▶ **WORK INSTRUCTION**
In the records below, the lines from the one containing "Decode this image" through the last are to be reproduced exactly and alone.

Excerpts from an interface dataset
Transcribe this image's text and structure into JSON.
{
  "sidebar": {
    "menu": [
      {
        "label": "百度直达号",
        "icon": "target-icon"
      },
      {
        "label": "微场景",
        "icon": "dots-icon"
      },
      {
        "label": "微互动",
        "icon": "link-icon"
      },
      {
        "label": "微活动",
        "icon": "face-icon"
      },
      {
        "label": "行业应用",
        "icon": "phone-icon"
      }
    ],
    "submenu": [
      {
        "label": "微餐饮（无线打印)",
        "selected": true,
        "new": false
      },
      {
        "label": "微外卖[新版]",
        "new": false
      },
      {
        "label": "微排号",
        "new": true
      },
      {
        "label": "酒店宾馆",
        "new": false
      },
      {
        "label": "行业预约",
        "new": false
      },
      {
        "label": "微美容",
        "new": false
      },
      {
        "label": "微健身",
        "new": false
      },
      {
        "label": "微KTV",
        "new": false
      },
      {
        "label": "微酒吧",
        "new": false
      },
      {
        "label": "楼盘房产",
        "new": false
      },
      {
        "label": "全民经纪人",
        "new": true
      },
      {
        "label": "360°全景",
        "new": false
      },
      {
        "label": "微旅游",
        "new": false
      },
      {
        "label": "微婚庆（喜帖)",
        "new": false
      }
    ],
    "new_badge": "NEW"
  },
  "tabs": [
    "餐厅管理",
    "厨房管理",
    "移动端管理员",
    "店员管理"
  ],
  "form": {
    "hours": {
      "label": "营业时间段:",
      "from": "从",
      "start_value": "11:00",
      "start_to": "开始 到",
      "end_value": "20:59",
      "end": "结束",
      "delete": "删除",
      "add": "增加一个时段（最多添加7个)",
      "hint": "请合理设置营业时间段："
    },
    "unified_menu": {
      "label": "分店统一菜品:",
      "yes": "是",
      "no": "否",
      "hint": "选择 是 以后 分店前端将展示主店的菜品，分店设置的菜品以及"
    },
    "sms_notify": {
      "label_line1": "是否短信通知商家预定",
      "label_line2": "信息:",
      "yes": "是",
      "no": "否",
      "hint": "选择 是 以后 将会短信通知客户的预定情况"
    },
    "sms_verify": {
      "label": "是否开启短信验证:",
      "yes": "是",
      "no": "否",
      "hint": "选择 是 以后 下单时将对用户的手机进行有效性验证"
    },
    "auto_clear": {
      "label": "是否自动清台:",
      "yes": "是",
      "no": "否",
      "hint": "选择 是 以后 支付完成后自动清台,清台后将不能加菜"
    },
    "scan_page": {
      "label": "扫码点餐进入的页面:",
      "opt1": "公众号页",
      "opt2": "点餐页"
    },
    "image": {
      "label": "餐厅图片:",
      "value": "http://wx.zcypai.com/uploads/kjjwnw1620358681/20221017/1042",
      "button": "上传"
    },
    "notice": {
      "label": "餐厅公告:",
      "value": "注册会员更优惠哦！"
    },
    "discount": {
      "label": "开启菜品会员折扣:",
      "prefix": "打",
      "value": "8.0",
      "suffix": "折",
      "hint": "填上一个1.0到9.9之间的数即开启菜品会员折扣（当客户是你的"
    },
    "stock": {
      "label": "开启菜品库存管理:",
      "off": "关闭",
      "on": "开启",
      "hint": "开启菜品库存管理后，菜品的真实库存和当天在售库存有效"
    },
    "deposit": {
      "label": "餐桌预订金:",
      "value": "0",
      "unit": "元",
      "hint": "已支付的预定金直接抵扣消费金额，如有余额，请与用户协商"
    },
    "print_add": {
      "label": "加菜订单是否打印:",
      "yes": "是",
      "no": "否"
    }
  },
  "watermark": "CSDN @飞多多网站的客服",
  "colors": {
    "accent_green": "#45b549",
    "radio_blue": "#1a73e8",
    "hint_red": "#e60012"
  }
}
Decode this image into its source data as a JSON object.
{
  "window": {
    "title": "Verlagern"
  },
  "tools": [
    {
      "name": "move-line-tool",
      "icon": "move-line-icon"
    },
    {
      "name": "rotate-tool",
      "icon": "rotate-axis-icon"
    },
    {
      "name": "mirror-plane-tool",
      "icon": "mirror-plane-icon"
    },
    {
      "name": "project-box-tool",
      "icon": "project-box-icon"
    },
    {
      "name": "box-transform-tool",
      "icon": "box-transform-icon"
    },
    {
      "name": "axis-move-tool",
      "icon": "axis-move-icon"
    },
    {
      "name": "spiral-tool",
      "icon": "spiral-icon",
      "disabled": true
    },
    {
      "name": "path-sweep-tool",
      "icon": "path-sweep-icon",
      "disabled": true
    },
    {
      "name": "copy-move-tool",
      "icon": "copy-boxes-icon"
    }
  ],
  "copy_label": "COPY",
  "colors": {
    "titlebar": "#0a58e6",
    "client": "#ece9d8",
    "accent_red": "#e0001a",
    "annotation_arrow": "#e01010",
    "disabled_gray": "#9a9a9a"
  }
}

▶ **YOUR SOLUTION**
Decode this image into its source data as a JSON object.
{
  "window": {
    "title": "Verlagern"
  },
  "tools": [
    {
      "name": "move-line-tool",
      "icon": "move-line-icon"
    },
    {
      "name": "rotate-tool",
      "icon": "rotate-axis-icon"
    },
    {
      "name": "mirror-plane-tool",
      "icon": "mirror-plane-icon"
    },
    {
      "name": "project-box-tool",
      "icon": "project-box-icon"
    },
    {
      "name": "box-transform-tool",
      "icon": "box-transform-icon"
    },
    {
      "name": "axis-move-tool",
      "icon": "axis-move-icon"
    },
    {
      "name": "spiral-tool",
      "icon": "spiral-icon",
      "disabled": true
    },
    {
      "name": "path-sweep-tool",
      "icon": "path-sweep-icon",
      "disabled": true
    },
    {
      "name": "copy-move-tool",
      "icon": "copy-boxes-icon"
    }
  ],
  "copy_label": "COPY",
  "colors": {
    "titlebar": "#0a58e6",
    "client": "#ece9d8",
    "accent_red": "#e0001a",
    "annotation_arrow": "#e01010",
    "disabled_gray": "#9a9a9a"
  }
}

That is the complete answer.